Enda Farrell was the portfolio manager for Nama from 2009 until he moved to Forum Partners in April 2012.

On his social networking Linkedin profile, Farrell described his role in Nama as: "Responsible for property valuation due diligence on €74bn portfolio of property related loans (both performing and non-performing) acquired from a number of Irish financial institutions."

Nama is the biggest property portfolio in the world because it has spent €31bn of our money to acquire those loans. That amounts to all the tax collected in Ireland last year. Farrell was part of the Nama team that managed the sale of toxic property loans and assets on our behalf.

In December last year, he bought a house owned by a Nama client. In 2004, Thomas Dowd, a developer, paid €1.4m for the same two-acre Lucan property on the picturesque banks of the River Liffey. Farrell bought it from Dowd for €410,000, a 70 per cent markdown. So, a valuable property owned by a Nama developer was privately sold to a Nama employee.

Nama became aware of this in August, nine months after the house was sold, five months after Farrell had left Nama and around the same time the media became aware of the incident.

After a "comprehensive review" by auditors Deloitte, it was found that the property was sold at "market value".

Nonetheless, although he was no longer working for Nama, Farrell was judged to be in breach of internal procedures because he failed to disclose the transaction and to obtain pre-approval from the NTMA, which is responsible for Nama, to purchase the property.

Nama has not published Deloitte's audit. It is not clear why it took internal controls so long to be alerted, particularly when Farrell submitted his mortgage application forms from his bank to the NTMA as part of the routine income certification checks.

There is no such thing, of course, as Nama staff discounts and all its 214 employees are bound by the Nama code of conduct and the ethics regulatory framework to prevent insider information and abuse of office.

There the matter would have rested.

However, in the course of its audit, Deloitte discovered that Farrell may have taken confidential data from Nama without authorisation. Without the audit, this alleged breach would never have been exposed.

After the audit, Nama acted quickly and a High Court discovery order of Farrell's home this month revealed 30 emails sent to his wife with file attachments containing what Nama's legal representative described as "highly confidential and commercially sensitive information".

His wife is Alice Kramer, a manager at Ernst & Young, according to her recently deleted Linkedin account. She advises on compliance, apparently, this involves making sure companies follow regulations and don't break the rules.

Nama's legal representation told the High Court that Farrell's emails to Kramer contained information which related to loans and properties with a combined value of billions of euro.

This includes a master spreadsheet of all loans acquired by Nama. Such information "in the hands of others", Nama argued, could be used to gain a commercial advantage at its expense. Not only does it potentially expose what Nama's "bottom line" is, but it enables a prospective purchaser to contact any developer within the €74bn property portfolio and undercut Nama.

Farrell has worked for UK-based Forum Partners since April. His job is to find distressed debt deals in the Irish market for the €5bn real estate investment management firm.

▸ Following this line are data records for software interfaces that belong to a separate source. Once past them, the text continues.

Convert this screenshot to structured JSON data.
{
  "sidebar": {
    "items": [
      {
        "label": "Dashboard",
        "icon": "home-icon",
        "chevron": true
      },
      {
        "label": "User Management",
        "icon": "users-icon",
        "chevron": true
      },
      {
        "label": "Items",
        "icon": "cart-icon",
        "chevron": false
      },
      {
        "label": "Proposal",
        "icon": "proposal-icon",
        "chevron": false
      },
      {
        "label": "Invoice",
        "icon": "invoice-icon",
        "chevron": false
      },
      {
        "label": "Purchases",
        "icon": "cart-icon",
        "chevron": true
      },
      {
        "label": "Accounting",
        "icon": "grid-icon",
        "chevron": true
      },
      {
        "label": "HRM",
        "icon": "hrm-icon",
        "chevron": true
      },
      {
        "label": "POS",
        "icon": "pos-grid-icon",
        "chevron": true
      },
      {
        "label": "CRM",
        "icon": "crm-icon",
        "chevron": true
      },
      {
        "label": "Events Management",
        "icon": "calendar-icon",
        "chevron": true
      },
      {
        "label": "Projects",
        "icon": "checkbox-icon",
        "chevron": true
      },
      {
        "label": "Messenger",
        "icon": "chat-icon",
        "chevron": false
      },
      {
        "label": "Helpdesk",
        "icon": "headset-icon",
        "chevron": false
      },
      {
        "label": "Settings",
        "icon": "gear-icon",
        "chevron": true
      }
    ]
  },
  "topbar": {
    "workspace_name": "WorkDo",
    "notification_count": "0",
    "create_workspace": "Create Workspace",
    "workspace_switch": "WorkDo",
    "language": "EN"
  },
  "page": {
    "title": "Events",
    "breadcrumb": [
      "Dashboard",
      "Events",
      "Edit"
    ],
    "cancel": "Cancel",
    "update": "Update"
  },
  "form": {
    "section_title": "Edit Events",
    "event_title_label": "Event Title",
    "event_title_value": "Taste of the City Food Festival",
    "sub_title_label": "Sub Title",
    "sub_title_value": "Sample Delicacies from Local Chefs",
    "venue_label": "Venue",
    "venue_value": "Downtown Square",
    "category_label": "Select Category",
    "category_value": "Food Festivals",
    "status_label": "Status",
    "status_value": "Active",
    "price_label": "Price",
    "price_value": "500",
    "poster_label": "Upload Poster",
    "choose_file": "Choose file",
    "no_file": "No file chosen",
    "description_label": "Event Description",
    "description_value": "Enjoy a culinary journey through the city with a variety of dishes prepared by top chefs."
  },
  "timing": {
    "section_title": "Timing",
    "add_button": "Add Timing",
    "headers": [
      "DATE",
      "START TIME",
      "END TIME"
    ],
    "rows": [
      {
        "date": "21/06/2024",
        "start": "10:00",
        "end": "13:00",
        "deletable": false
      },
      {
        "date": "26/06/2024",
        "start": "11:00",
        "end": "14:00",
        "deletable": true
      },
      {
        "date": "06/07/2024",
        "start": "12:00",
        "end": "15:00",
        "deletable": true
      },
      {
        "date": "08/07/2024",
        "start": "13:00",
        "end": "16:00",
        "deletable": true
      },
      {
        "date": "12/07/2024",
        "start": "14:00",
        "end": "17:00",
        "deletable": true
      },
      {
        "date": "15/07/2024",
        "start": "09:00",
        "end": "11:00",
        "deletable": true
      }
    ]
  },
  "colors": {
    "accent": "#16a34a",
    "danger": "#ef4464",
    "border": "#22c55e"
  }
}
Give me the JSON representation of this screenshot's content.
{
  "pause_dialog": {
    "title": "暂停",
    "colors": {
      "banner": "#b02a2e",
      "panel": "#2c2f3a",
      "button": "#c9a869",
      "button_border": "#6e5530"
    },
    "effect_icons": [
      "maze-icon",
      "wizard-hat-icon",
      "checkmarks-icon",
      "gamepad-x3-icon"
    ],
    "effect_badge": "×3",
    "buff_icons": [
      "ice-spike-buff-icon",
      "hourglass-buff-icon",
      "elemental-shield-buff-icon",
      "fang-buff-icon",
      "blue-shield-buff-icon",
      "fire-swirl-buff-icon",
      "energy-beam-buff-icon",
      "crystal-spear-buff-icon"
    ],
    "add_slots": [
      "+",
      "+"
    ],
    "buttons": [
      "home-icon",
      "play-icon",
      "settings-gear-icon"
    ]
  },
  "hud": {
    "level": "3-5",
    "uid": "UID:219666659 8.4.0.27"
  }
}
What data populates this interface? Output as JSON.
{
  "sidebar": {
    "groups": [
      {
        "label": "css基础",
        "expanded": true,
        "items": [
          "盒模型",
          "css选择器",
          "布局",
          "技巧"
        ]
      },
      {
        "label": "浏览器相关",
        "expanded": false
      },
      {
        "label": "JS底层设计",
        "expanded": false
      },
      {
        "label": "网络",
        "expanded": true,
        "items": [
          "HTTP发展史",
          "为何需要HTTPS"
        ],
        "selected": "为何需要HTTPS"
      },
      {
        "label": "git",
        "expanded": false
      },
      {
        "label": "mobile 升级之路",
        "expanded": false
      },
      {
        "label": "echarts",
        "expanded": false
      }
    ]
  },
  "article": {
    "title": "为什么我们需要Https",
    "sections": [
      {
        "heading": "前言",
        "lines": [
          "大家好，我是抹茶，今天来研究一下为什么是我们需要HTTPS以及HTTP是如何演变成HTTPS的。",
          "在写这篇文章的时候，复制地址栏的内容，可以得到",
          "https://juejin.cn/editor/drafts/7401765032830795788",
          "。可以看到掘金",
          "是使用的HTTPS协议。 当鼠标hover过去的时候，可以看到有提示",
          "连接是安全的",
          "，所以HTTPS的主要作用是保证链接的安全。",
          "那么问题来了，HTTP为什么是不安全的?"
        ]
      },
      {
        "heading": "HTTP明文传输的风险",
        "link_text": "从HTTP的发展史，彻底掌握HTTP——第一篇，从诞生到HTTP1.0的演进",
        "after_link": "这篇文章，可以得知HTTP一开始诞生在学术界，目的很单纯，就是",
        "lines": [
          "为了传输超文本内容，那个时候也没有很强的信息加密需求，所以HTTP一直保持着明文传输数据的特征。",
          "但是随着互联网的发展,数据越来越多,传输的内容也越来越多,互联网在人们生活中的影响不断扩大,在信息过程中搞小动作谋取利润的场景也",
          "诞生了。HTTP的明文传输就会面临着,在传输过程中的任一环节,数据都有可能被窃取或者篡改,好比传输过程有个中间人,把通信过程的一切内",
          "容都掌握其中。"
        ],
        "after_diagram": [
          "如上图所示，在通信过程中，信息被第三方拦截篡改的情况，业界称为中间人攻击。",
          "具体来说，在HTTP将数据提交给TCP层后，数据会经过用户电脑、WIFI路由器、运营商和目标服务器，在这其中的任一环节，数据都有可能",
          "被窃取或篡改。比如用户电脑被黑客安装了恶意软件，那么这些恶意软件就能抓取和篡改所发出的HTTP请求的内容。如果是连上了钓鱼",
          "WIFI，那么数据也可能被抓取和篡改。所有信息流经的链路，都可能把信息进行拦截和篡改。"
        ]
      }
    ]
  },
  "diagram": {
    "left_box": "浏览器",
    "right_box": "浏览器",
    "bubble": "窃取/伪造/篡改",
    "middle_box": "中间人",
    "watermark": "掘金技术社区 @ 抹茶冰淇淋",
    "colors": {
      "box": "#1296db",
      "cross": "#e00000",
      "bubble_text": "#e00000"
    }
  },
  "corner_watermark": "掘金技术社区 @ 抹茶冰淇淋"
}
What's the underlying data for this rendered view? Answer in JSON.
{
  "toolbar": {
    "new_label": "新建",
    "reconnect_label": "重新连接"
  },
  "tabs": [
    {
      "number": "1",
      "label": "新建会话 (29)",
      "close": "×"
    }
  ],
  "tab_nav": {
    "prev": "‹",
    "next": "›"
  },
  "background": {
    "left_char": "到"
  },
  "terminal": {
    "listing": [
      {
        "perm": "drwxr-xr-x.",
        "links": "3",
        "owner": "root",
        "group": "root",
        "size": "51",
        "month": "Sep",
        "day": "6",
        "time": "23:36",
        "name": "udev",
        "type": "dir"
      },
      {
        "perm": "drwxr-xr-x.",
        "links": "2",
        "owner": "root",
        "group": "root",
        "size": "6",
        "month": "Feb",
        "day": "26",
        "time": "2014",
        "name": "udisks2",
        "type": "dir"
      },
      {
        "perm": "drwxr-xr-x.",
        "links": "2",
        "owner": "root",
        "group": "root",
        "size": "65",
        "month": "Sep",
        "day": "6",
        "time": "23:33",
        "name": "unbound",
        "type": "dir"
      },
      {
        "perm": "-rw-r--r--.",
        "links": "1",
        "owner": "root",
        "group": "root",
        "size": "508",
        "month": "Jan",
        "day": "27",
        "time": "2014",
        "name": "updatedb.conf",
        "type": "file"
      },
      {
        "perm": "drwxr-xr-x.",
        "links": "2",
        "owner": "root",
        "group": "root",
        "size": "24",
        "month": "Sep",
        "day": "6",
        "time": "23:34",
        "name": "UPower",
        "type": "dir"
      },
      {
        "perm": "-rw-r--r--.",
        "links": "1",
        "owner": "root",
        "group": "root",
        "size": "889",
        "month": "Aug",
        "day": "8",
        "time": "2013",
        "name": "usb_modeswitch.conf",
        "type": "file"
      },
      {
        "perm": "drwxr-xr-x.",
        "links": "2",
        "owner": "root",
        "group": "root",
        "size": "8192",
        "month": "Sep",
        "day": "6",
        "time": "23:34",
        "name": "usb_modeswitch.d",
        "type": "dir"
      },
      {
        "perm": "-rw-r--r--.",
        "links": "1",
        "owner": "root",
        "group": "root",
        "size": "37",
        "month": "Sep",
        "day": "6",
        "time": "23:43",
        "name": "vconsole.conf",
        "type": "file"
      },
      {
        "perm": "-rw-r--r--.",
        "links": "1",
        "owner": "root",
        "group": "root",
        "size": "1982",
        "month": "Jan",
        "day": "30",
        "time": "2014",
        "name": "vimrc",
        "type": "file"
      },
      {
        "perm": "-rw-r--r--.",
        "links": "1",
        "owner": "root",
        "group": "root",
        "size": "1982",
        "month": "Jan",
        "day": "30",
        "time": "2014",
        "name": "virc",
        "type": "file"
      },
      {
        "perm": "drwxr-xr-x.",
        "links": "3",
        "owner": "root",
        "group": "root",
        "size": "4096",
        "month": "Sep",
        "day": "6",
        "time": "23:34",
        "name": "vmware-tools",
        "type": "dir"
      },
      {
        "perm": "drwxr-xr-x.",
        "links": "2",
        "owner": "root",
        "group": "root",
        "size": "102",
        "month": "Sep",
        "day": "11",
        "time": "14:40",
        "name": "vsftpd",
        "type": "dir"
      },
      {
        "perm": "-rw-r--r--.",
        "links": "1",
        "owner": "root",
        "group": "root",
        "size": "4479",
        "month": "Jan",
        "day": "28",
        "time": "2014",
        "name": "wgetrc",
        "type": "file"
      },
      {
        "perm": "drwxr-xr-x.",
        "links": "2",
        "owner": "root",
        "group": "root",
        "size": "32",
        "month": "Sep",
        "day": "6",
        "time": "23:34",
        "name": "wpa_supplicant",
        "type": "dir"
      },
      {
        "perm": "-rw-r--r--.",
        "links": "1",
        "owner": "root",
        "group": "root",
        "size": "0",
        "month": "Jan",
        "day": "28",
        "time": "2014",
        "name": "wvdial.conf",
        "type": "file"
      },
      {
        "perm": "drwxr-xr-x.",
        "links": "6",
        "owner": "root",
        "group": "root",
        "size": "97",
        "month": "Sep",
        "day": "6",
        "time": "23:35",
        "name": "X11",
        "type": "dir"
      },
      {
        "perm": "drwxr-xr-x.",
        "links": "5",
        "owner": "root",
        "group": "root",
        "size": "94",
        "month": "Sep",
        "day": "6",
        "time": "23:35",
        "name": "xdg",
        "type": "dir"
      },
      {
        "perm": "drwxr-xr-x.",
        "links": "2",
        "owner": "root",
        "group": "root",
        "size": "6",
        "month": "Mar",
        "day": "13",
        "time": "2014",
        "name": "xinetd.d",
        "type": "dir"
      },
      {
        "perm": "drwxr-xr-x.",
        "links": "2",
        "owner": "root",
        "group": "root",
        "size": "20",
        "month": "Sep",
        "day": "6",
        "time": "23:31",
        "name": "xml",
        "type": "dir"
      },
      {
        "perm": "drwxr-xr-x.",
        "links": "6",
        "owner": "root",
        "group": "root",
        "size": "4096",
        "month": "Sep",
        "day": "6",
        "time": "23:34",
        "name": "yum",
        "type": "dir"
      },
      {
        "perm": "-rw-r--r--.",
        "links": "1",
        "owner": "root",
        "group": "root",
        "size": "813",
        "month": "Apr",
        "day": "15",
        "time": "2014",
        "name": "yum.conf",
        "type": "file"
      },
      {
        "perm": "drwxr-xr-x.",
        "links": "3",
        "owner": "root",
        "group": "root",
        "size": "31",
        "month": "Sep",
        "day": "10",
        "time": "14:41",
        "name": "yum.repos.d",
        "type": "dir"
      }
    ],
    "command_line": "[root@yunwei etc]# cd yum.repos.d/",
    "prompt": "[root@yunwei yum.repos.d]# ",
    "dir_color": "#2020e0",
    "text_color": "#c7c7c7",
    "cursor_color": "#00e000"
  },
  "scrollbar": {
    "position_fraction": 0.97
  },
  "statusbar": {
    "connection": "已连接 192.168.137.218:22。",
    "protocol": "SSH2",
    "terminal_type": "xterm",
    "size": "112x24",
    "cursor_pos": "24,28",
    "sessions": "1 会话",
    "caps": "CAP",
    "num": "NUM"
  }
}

Forum Partners was obviously delighted to secure Farrell's services and issued a glowing press release.

"Enda's experience and knowledge of real estate markets will further strengthen the expertise of our European team," it read.

Around the time of Farrell's transfer, the founder of Forum Partners, Russell Platt, gave an interview to the Financial Times.

"Right now the elephant in the room is the European opportunity which is enormously disproportionate to the scale of capital and expertise," he said. "The opportunity arises from the various problems banks face in dealing with borrowers in difficulties."

The Nama spreadsheet has a list of most, if not all, of the distressed debt in Ireland.

Farrell is now gamekeeper turned poacher, no longer working in taxpayers' public interest but for the private interest of an investment firm. As he was not one of the 12 members of the Nama board, Farrell was not subject to any post-employment restrictions under the ethics acts.

Nama has reported the removal of the confidential information to the gardai and a report has been made to the Office of the Data Protection Commissioner.

There must be cause to widen these restrictions outside of the board and to publish disclosures of interest on the internet, as is the case currently for politicians.

How many staff have left Nama or the State-run banks in the past year? Have any post-employment restrictions been evoked in the past four years?

Nama told the Sunday Independent that no properties were sold without a competitive bidding process and that all properties were independently valued before any sale.

Politicians across party lines are becoming more vocal in their criticism about Nama. Labour's Joe Costello has been the most blunt: "Nama is operating under a veil of secrecy; it is a secret organisation."

Nama does not own this information. We do. All €74bn of it.

Sunday Independent